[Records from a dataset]
- Opening Delimiter -

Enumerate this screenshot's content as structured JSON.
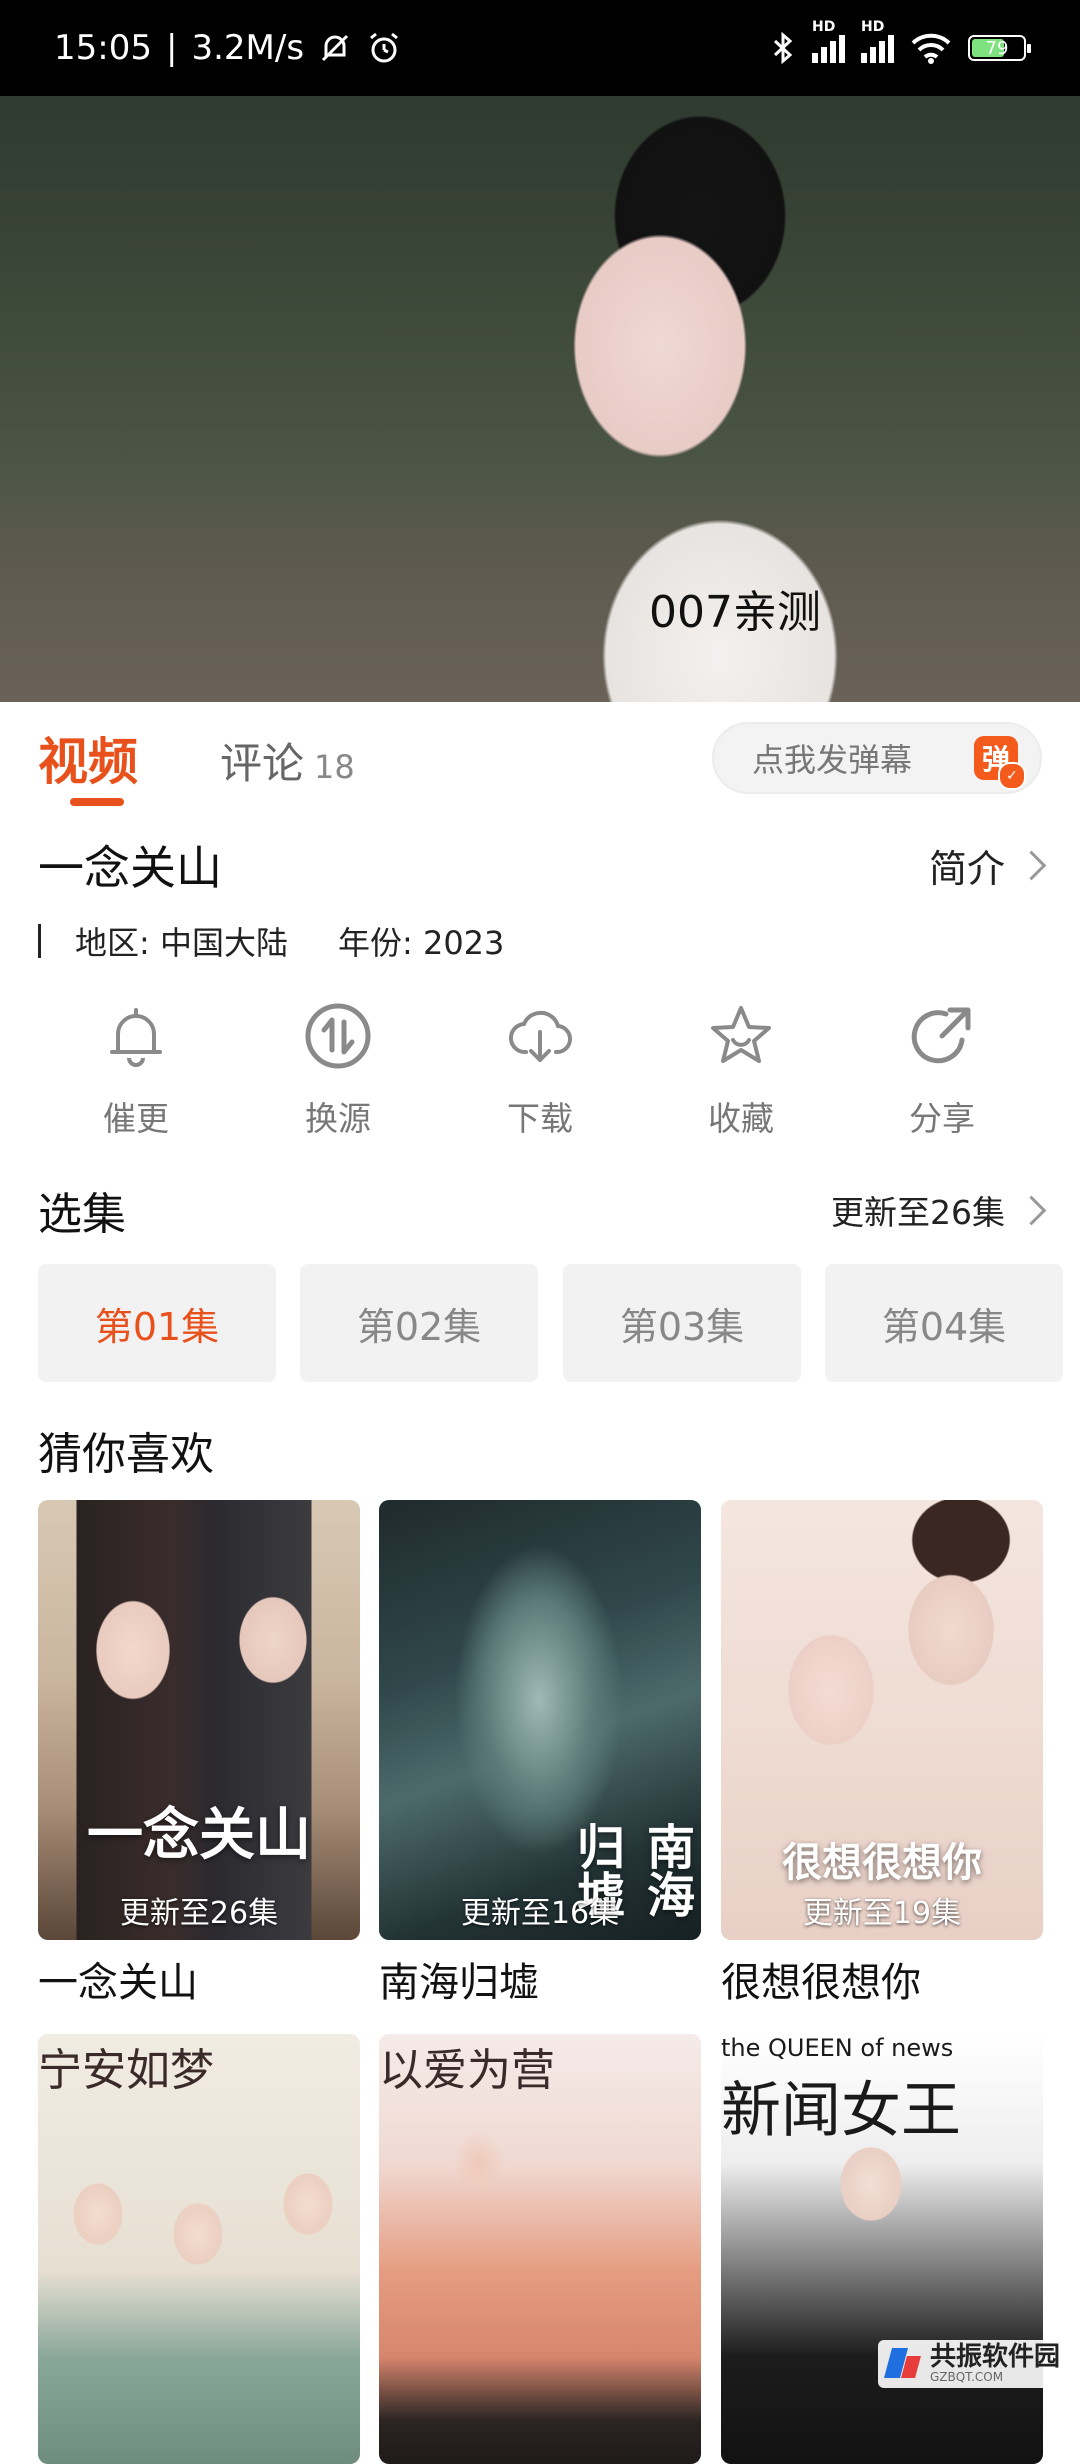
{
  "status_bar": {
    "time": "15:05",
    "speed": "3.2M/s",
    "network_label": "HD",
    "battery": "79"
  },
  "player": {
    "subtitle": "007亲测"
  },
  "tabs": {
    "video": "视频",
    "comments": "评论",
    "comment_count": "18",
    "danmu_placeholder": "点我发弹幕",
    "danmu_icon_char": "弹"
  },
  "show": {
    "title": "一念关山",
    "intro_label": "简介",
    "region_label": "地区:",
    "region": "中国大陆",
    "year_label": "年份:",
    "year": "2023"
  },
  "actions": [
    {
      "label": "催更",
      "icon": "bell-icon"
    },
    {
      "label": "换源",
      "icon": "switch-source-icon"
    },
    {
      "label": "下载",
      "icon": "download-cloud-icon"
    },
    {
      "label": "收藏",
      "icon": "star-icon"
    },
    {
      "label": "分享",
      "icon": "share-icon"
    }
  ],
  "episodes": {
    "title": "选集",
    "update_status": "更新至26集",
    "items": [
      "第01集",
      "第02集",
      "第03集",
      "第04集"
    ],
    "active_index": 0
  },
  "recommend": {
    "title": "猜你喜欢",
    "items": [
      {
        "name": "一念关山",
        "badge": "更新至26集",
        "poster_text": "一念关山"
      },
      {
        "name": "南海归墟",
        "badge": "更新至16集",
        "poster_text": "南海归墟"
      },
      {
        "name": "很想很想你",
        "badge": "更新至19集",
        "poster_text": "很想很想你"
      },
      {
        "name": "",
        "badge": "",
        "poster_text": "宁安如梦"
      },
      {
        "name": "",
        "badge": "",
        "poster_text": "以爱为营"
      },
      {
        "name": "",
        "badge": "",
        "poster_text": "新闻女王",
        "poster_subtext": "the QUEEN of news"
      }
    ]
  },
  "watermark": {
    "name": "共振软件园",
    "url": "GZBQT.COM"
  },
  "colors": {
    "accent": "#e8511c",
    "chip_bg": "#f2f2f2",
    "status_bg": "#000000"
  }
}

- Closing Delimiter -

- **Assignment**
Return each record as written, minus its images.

- **Written solution**
Enumerate this screenshot's content as structured JSON.
{
  "status_bar": {
    "time": "15:05",
    "speed": "3.2M/s",
    "network_label": "HD",
    "battery": "79"
  },
  "player": {
    "subtitle": "007亲测"
  },
  "tabs": {
    "video": "视频",
    "comments": "评论",
    "comment_count": "18",
    "danmu_placeholder": "点我发弹幕",
    "danmu_icon_char": "弹"
  },
  "show": {
    "title": "一念关山",
    "intro_label": "简介",
    "region_label": "地区:",
    "region": "中国大陆",
    "year_label": "年份:",
    "year": "2023"
  },
  "actions": [
    {
      "label": "催更",
      "icon": "bell-icon"
    },
    {
      "label": "换源",
      "icon": "switch-source-icon"
    },
    {
      "label": "下载",
      "icon": "download-cloud-icon"
    },
    {
      "label": "收藏",
      "icon": "star-icon"
    },
    {
      "label": "分享",
      "icon": "share-icon"
    }
  ],
  "episodes": {
    "title": "选集",
    "update_status": "更新至26集",
    "items": [
      "第01集",
      "第02集",
      "第03集",
      "第04集"
    ],
    "active_index": 0
  },
  "recommend": {
    "title": "猜你喜欢",
    "items": [
      {
        "name": "一念关山",
        "badge": "更新至26集",
        "poster_text": "一念关山"
      },
      {
        "name": "南海归墟",
        "badge": "更新至16集",
        "poster_text": "南海归墟"
      },
      {
        "name": "很想很想你",
        "badge": "更新至19集",
        "poster_text": "很想很想你"
      },
      {
        "name": "",
        "badge": "",
        "poster_text": "宁安如梦"
      },
      {
        "name": "",
        "badge": "",
        "poster_text": "以爱为营"
      },
      {
        "name": "",
        "badge": "",
        "poster_text": "新闻女王",
        "poster_subtext": "the QUEEN of news"
      }
    ]
  },
  "watermark": {
    "name": "共振软件园",
    "url": "GZBQT.COM"
  },
  "colors": {
    "accent": "#e8511c",
    "chip_bg": "#f2f2f2",
    "status_bg": "#000000"
  }
}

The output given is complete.